It’s not clear when, or even if, the four Station Casino properties in Las Vegas that are currently closed will reopen.
That’s the sentiment of high-ranking executives from Red Rock Resorts (NASDAQ:RRR), the parent company of Station Casinos, regarding the Fiesta Henderson, Fiesta Rancho, Palms, and Texas Station. Those venues remain closed while more than three-quarters of gaming properties in Southern Nevada reopened over the past two months.
We don’t know if or when we are going to reopen any of the closed properties.
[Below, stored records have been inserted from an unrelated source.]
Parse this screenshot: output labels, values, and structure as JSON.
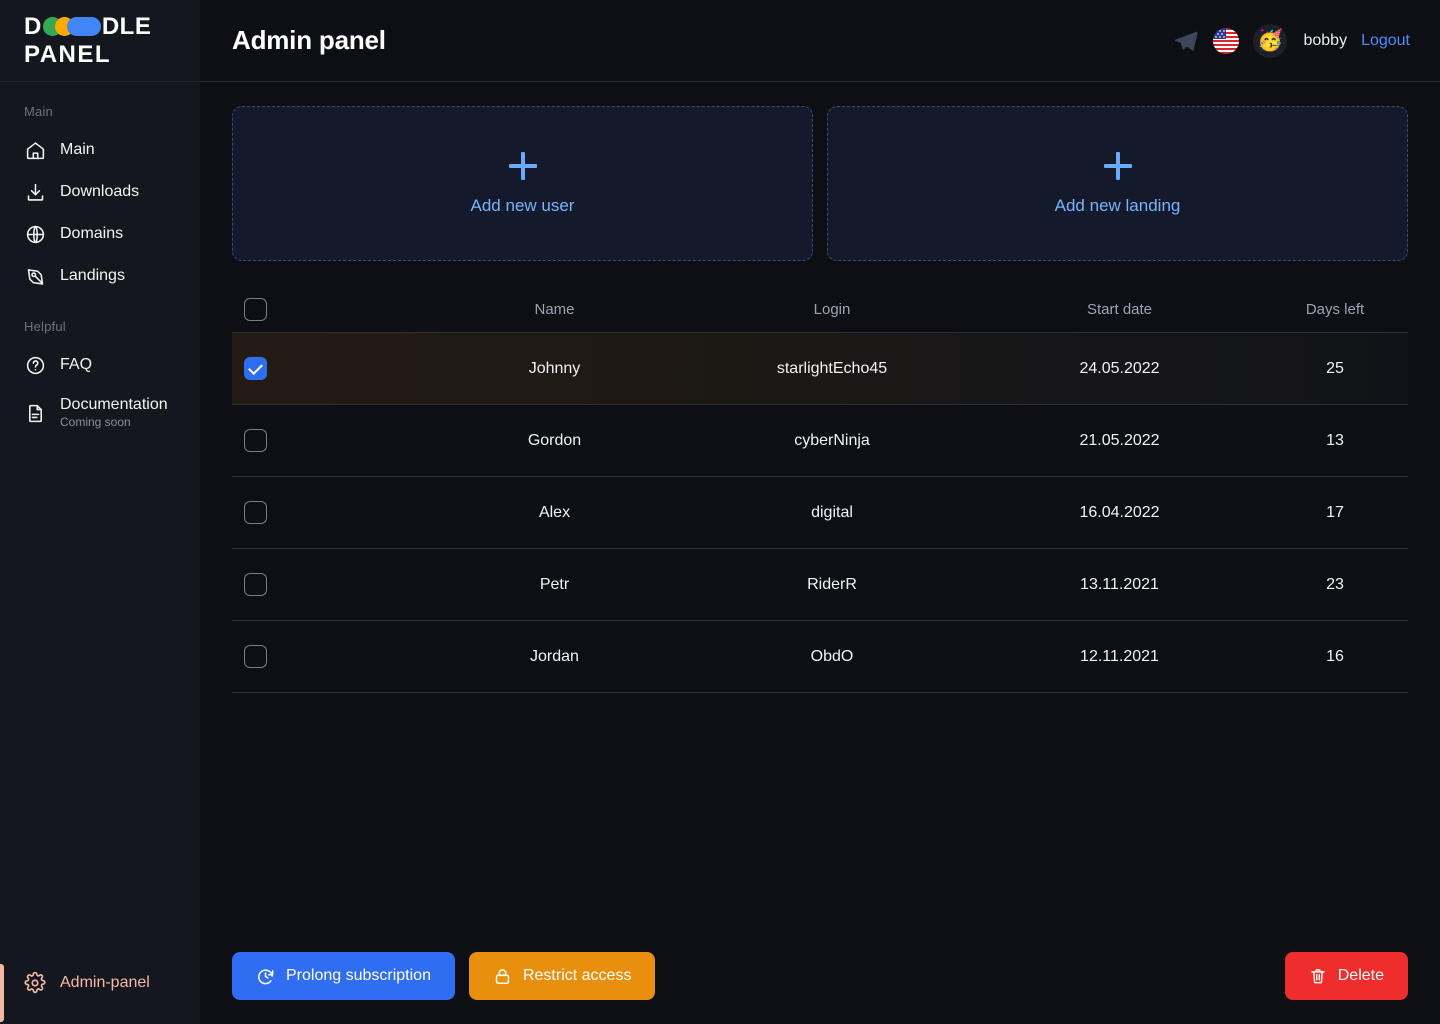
{
  "brand": {
    "name_line1": "DOODLE",
    "name_line1_prefix": "D",
    "name_line1_suffix": "DLE",
    "name_line2": "PANEL",
    "dot_colors": [
      "#34a853",
      "#f9ab00",
      "#4285f4"
    ]
  },
  "sidebar": {
    "sections": [
      {
        "label": "Main",
        "items": [
          {
            "label": "Main",
            "icon": "home-icon",
            "sub": ""
          },
          {
            "label": "Downloads",
            "icon": "download-icon",
            "sub": ""
          },
          {
            "label": "Domains",
            "icon": "globe-icon",
            "sub": ""
          },
          {
            "label": "Landings",
            "icon": "pen-nib-icon",
            "sub": ""
          }
        ]
      },
      {
        "label": "Helpful",
        "items": [
          {
            "label": "FAQ",
            "icon": "question-circle-icon",
            "sub": ""
          },
          {
            "label": "Documentation",
            "icon": "document-icon",
            "sub": "Coming soon"
          }
        ]
      }
    ],
    "bottom_item": {
      "label": "Admin-panel",
      "icon": "gear-icon",
      "active": true,
      "accent_color": "#f6b8a6"
    }
  },
  "header": {
    "title": "Admin panel",
    "telegram_icon": "telegram-icon",
    "language_flag": "us-flag-icon",
    "avatar_emoji": "🥳",
    "username": "bobby",
    "logout_label": "Logout",
    "logout_color": "#4a8dfb"
  },
  "cards": [
    {
      "label": "Add new user",
      "icon": "plus-icon"
    },
    {
      "label": "Add new landing",
      "icon": "plus-icon"
    }
  ],
  "table": {
    "columns": [
      "Name",
      "Login",
      "Start date",
      "Days left"
    ],
    "rows": [
      {
        "selected": true,
        "name": "Johnny",
        "login": "starlightEcho45",
        "start_date": "24.05.2022",
        "days_left": "25"
      },
      {
        "selected": false,
        "name": "Gordon",
        "login": "cyberNinja",
        "start_date": "21.05.2022",
        "days_left": "13"
      },
      {
        "selected": false,
        "name": "Alex",
        "login": "digital",
        "start_date": "16.04.2022",
        "days_left": "17"
      },
      {
        "selected": false,
        "name": "Petr",
        "login": "RiderR",
        "start_date": "13.11.2021",
        "days_left": "23"
      },
      {
        "selected": false,
        "name": "Jordan",
        "login": "ObdO",
        "start_date": "12.11.2021",
        "days_left": "16"
      }
    ]
  },
  "footer": {
    "prolong_label": "Prolong subscription",
    "prolong_icon": "clock-refresh-icon",
    "prolong_color": "#2f6ef0",
    "restrict_label": "Restrict access",
    "restrict_icon": "lock-icon",
    "restrict_color": "#e8900d",
    "delete_label": "Delete",
    "delete_icon": "trash-icon",
    "delete_color": "#ef2d2d"
  }
}
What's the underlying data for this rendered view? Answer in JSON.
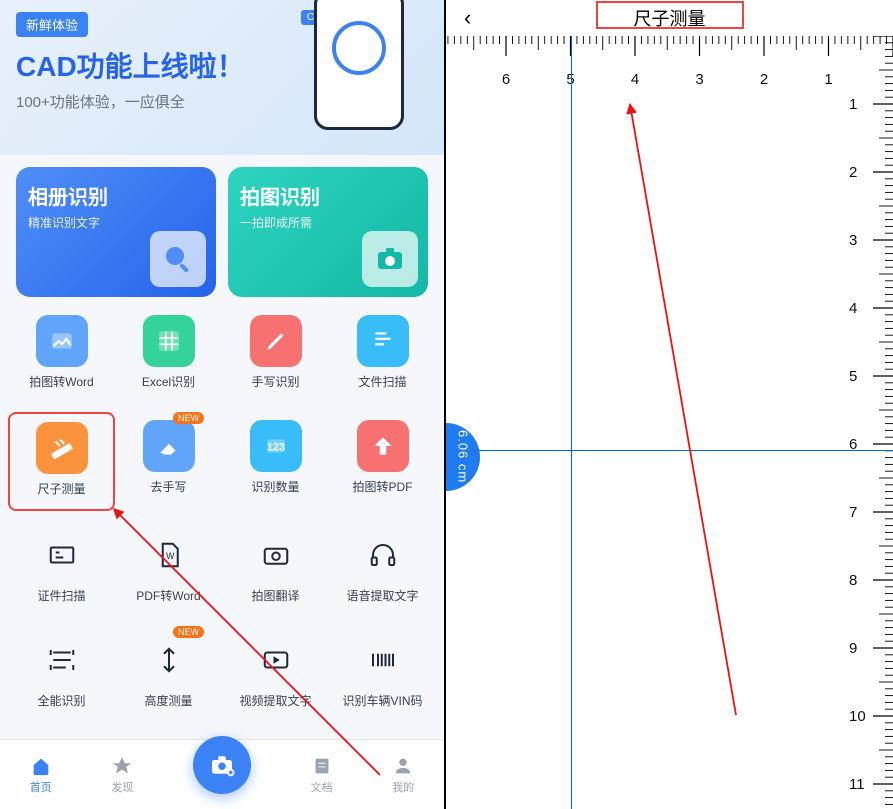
{
  "banner": {
    "tag": "新鲜体验",
    "title": "CAD功能上线啦！",
    "subtitle": "100+功能体验，一应俱全",
    "cad_label": "CAD"
  },
  "big_cards": [
    {
      "title": "相册识别",
      "subtitle": "精准识别文字"
    },
    {
      "title": "拍图识别",
      "subtitle": "一拍即成所需"
    }
  ],
  "tools_row1": [
    {
      "label": "拍图转Word"
    },
    {
      "label": "Excel识别"
    },
    {
      "label": "手写识别"
    },
    {
      "label": "文件扫描"
    }
  ],
  "tools_row2": [
    {
      "label": "尺子测量"
    },
    {
      "label": "去手写",
      "new": "NEW"
    },
    {
      "label": "识别数量"
    },
    {
      "label": "拍图转PDF"
    }
  ],
  "tools_row3": [
    {
      "label": "证件扫描"
    },
    {
      "label": "PDF转Word"
    },
    {
      "label": "拍图翻译"
    },
    {
      "label": "语音提取文字"
    }
  ],
  "tools_row4": [
    {
      "label": "全能识别"
    },
    {
      "label": "高度测量",
      "new": "NEW"
    },
    {
      "label": "视频提取文字"
    },
    {
      "label": "识别车辆VIN码"
    }
  ],
  "nav": {
    "home": "首页",
    "discover": "发现",
    "docs": "文档",
    "mine": "我的"
  },
  "ruler_page": {
    "title": "尺子测量",
    "measurement": "6.06 cm",
    "top_numbers": [
      "6",
      "5",
      "4",
      "3",
      "2",
      "1"
    ],
    "right_numbers": [
      "1",
      "2",
      "3",
      "4",
      "5",
      "6",
      "7",
      "8",
      "9",
      "10",
      "11"
    ]
  }
}
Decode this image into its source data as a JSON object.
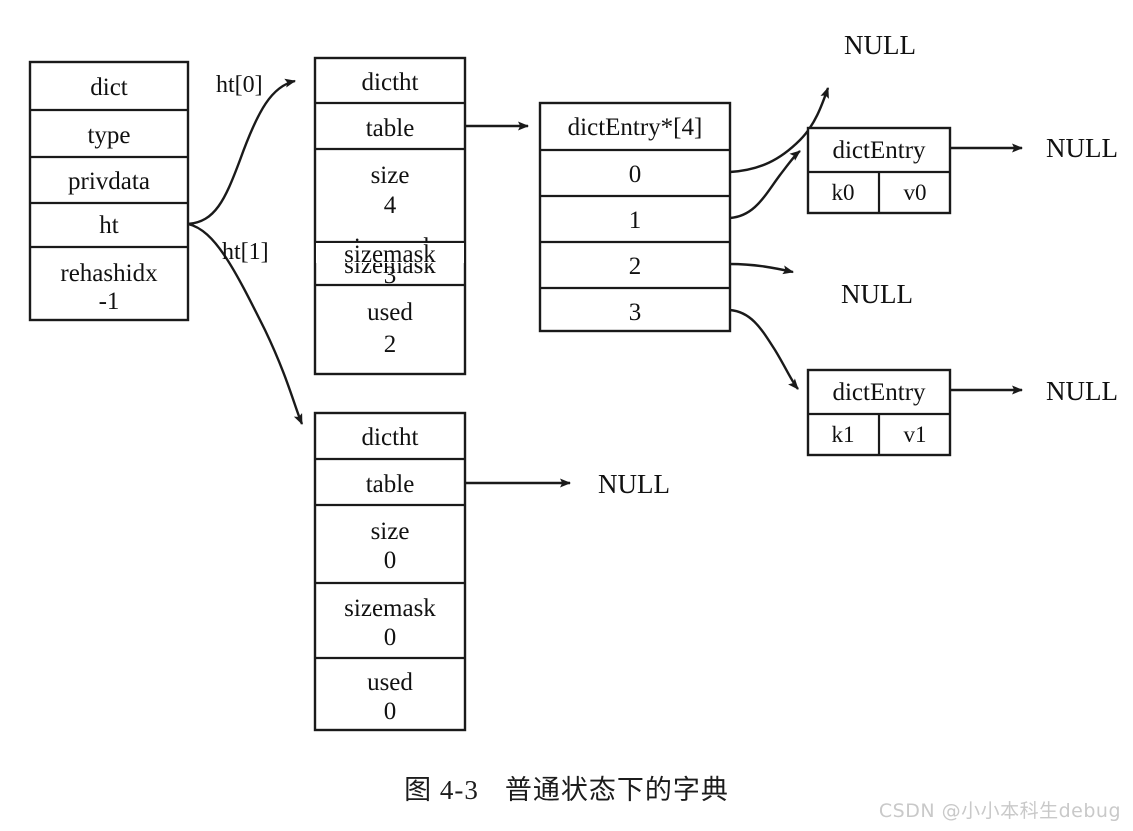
{
  "figure": {
    "caption_number": "图 4-3",
    "caption_title": "普通状态下的字典",
    "watermark": "CSDN @小小本科生debug"
  },
  "dict_struct": {
    "title": "dict",
    "fields": [
      {
        "name": "type",
        "value": ""
      },
      {
        "name": "privdata",
        "value": ""
      },
      {
        "name": "ht",
        "value": ""
      },
      {
        "name": "rehashidx",
        "value": "-1"
      }
    ]
  },
  "pointer_labels": {
    "ht0": "ht[0]",
    "ht1": "ht[1]"
  },
  "ht0": {
    "title": "dictht",
    "fields": [
      {
        "name": "table",
        "value": ""
      },
      {
        "name": "size",
        "value": "4"
      },
      {
        "name": "sizemask",
        "value": "3"
      },
      {
        "name": "used",
        "value": "2"
      }
    ]
  },
  "ht1": {
    "title": "dictht",
    "fields": [
      {
        "name": "table",
        "value": ""
      },
      {
        "name": "size",
        "value": "0"
      },
      {
        "name": "sizemask",
        "value": "0"
      },
      {
        "name": "used",
        "value": "0"
      }
    ],
    "table_target": "NULL"
  },
  "bucket_array": {
    "title": "dictEntry*[4]",
    "slots": [
      "0",
      "1",
      "2",
      "3"
    ]
  },
  "entries": [
    {
      "title": "dictEntry",
      "key": "k0",
      "value": "v0",
      "next": "NULL"
    },
    {
      "title": "dictEntry",
      "key": "k1",
      "value": "v1",
      "next": "NULL"
    }
  ],
  "null_labels": {
    "slot0": "NULL",
    "slot2": "NULL"
  }
}
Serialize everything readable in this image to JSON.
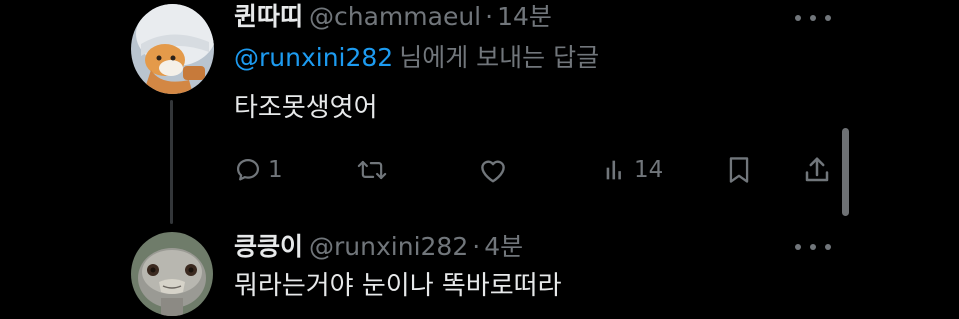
{
  "tweets": [
    {
      "display_name": "퀸따띠",
      "handle": "@chammaeul",
      "separator": "·",
      "timestamp": "14분",
      "reply_to_mention": "@runxini282",
      "reply_to_suffix": "님에게 보내는 답글",
      "text": "타조못생엿어",
      "avatar_icon": "cat-in-hat-avatar",
      "actions": {
        "reply_count": "1",
        "retweet_count": "",
        "like_count": "",
        "views_count": "14"
      }
    },
    {
      "display_name": "킁킁이",
      "handle": "@runxini282",
      "separator": "·",
      "timestamp": "4분",
      "text": "뭐라는거야 눈이나 똑바로떠라",
      "avatar_icon": "ostrich-avatar"
    }
  ],
  "colors": {
    "background": "#000000",
    "primary_text": "#e7e9ea",
    "secondary_text": "#71767b",
    "mention": "#1d9bf0",
    "thread_line": "#333639"
  },
  "icons": [
    "reply-icon",
    "retweet-icon",
    "like-icon",
    "views-icon",
    "bookmark-icon",
    "share-icon",
    "more-icon"
  ]
}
We think it’s too early to make that decision at this time,” said Red Rock CEO Frank Fertitta in response to an analyst’s question on the company’s second-quarter earnings conference call Tuesday afternoon.
As was reported on July 1, filings with the Nevada Gaming Control Board (NGCB) indicate the four aforementioned casinos could remain closed until June 30, 2021.
While executives sounded a somber tone about the fate of the four casinos, Red Rock provided a breath of fresh air this earnings season, parting from the gaming industry norm in reporting better-than-expected numbers for the June quarter.
The Las Vegas-based company said it lost $1.01 a share on revenue of $108.47 million. Analysts expected a loss of $1.16 on sales of $73.63 million. Fertitta noted that the operator is pleased with reopening results thus far, noting that it’s been able to move some play from the closed properties to Station venues that are open.
However, he added Red Rock is still trying to get clarity to navigate the coronavirus climate. The clarity sentiment was echoed by CFO Stephen Cootey regarding the closed casinos.
“I think it’s too early to assess right now,” said Cootey on the call. “Right now we have very little clarity on our current economic environment. And so…Palms is currently undecided whether we are going to open it right now.”
Conjecture about the fate of the Palms, the glitziest of the four still shuttered venues, swirls from time-to-time, with the Las Vegas rumor mill kicking up speculation that Red Rock will look to sell the resort.
However, Fertitta quashed that talk following the company’s first-quarter earnings report.
This time around, analysts didn’t broach the subject of the Palms or any other Station property being sold, and the idea of divestment wasn’t mentioned by executives participating in the call.
Even if Fertitta and the team are mulling sales and keeping that idea close to their respective vests, now may not be the right time to sell. First, other Las Vegas gaming venues are for sale. Second, the casino resorts that were sold during the COVID-19 shutdown period traded at rock-bottom price tags. That was confirmed that with a lack of clarity as to when the industry will rebound in earnest, sellers aren’t dealing from positions of strength.